• REQUIRED ACTION: Looking at the material below, work out how many of its lines hold the string "nginx". Give that figure alone.

• EXTRACTED DATA:
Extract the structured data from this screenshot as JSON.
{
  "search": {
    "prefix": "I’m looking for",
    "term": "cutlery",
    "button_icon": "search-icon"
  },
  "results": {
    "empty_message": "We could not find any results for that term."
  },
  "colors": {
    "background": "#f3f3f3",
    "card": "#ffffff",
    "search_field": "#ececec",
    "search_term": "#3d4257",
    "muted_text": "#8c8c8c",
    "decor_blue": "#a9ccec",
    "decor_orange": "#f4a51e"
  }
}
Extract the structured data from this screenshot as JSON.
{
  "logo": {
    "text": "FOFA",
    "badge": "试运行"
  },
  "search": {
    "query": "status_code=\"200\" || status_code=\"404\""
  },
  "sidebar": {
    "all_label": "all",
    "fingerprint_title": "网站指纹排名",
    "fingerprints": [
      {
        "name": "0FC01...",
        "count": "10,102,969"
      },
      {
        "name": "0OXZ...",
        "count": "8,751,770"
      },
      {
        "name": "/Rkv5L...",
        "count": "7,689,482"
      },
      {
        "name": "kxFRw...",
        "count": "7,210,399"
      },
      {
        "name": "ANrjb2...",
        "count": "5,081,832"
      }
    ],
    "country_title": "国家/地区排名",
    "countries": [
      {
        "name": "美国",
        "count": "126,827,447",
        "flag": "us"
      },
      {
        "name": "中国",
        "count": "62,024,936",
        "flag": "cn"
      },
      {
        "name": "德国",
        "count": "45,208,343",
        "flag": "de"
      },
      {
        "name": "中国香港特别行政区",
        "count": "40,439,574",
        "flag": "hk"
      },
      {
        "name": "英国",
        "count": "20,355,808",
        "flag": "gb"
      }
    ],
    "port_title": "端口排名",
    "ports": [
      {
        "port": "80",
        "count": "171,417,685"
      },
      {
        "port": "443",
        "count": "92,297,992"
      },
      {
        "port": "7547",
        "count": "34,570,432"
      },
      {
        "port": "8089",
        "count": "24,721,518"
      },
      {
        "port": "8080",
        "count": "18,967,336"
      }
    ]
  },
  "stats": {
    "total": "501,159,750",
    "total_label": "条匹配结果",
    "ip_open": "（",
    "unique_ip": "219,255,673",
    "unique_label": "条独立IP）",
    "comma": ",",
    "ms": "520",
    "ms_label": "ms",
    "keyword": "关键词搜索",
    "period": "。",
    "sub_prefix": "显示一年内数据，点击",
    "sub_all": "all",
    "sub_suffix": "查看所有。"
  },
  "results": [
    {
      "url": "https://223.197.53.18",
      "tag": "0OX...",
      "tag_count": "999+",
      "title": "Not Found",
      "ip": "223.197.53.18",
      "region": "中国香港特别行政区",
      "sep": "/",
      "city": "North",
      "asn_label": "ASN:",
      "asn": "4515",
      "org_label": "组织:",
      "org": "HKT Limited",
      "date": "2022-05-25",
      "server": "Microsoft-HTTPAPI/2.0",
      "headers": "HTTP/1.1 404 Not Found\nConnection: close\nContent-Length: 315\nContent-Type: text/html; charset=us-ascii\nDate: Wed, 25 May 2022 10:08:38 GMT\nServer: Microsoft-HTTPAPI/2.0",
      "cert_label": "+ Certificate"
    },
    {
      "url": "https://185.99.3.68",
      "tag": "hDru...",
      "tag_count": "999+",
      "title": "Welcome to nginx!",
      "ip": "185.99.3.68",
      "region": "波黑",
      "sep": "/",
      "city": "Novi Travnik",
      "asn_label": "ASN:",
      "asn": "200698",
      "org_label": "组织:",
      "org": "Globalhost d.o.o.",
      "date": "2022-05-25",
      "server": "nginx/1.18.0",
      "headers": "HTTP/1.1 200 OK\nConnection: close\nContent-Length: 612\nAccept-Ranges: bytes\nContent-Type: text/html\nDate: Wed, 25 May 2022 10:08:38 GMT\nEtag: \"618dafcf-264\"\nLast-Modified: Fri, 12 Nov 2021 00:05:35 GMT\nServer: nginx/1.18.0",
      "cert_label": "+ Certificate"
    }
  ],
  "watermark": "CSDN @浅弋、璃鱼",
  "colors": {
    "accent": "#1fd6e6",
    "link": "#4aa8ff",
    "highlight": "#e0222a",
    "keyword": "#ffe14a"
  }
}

• ANSWER BOX: 3